> What is needed:
Could you report every line from the entries that includes the word "address"?

*** Input material ***

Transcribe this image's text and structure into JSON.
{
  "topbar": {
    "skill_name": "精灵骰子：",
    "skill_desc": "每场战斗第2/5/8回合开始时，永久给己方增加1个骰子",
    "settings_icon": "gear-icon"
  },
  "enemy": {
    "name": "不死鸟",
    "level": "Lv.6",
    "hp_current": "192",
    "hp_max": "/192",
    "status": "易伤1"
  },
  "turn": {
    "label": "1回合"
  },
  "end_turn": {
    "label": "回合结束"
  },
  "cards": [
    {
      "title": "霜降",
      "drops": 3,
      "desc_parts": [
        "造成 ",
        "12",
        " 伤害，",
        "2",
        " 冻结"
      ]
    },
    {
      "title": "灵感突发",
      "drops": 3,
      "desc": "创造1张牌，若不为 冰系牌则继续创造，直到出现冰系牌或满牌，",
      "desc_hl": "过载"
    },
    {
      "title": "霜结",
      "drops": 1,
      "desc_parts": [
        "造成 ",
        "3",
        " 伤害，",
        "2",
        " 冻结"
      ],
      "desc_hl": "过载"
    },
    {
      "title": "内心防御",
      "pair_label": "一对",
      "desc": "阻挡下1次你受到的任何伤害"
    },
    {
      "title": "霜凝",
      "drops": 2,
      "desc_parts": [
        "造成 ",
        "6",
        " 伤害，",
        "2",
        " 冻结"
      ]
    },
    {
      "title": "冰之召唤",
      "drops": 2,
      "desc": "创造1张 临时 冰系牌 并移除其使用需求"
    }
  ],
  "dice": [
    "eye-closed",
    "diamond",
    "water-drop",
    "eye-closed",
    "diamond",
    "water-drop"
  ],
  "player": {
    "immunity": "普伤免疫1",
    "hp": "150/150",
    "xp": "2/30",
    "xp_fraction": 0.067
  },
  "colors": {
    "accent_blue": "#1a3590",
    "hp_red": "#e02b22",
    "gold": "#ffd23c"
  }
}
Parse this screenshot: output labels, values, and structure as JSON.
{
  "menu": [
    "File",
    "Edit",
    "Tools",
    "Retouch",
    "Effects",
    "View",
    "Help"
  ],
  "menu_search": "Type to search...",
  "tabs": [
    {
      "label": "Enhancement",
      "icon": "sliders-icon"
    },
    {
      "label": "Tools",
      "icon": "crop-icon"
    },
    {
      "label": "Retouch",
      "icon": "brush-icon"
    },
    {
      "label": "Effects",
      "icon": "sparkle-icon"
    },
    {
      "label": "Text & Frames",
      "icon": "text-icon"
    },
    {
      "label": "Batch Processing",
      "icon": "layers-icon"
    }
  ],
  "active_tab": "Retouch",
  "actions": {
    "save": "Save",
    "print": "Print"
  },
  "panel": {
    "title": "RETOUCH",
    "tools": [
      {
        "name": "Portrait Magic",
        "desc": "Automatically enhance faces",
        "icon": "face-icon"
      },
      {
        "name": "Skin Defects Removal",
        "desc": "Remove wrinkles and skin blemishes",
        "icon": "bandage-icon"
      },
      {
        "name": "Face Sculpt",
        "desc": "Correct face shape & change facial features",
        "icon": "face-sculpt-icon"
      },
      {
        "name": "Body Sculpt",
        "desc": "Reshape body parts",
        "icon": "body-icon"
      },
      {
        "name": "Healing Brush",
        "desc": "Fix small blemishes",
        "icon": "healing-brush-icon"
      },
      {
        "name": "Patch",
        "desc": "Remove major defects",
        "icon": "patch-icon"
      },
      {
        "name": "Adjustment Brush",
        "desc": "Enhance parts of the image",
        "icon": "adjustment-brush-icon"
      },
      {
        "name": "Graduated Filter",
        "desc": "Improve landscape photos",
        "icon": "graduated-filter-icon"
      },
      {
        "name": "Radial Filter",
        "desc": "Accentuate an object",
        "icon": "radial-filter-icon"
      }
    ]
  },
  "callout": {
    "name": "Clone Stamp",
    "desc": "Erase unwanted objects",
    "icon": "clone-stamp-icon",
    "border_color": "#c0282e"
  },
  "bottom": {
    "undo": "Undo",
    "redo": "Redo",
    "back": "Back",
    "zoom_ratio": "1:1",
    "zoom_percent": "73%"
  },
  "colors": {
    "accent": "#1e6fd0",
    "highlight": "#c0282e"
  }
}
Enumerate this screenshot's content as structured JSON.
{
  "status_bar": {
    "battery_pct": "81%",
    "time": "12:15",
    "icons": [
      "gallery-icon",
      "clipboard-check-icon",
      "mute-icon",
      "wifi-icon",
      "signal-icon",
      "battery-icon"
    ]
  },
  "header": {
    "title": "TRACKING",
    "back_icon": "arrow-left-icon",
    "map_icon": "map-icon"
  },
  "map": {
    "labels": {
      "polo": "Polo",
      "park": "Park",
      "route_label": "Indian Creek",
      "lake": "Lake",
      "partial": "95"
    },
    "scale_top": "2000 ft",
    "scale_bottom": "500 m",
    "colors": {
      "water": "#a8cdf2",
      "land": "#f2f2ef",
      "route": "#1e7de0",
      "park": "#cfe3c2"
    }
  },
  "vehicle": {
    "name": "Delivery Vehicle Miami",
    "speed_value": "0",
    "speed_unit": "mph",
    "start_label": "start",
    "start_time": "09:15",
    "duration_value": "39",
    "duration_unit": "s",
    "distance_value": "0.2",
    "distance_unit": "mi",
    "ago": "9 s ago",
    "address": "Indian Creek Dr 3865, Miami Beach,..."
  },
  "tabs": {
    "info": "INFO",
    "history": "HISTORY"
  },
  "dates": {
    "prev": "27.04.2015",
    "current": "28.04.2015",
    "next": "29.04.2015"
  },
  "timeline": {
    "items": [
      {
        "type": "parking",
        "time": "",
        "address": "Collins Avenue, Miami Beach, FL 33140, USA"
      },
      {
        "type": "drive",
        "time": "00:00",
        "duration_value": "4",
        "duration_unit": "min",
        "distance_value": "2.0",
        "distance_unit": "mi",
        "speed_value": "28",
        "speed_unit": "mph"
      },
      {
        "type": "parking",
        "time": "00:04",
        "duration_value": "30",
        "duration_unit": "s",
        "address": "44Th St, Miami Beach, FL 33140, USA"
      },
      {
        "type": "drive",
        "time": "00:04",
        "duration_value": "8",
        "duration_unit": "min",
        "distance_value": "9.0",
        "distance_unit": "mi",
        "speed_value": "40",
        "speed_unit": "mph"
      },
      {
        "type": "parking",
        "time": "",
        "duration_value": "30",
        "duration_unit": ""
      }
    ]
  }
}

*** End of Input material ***

> Task solution:
    "address": "Indian Creek Dr 3865, Miami Beach,..."
        "address": "Collins Avenue, Miami Beach, FL 33140, USA"
        "address": "44Th St, Miami Beach, FL 33140, USA"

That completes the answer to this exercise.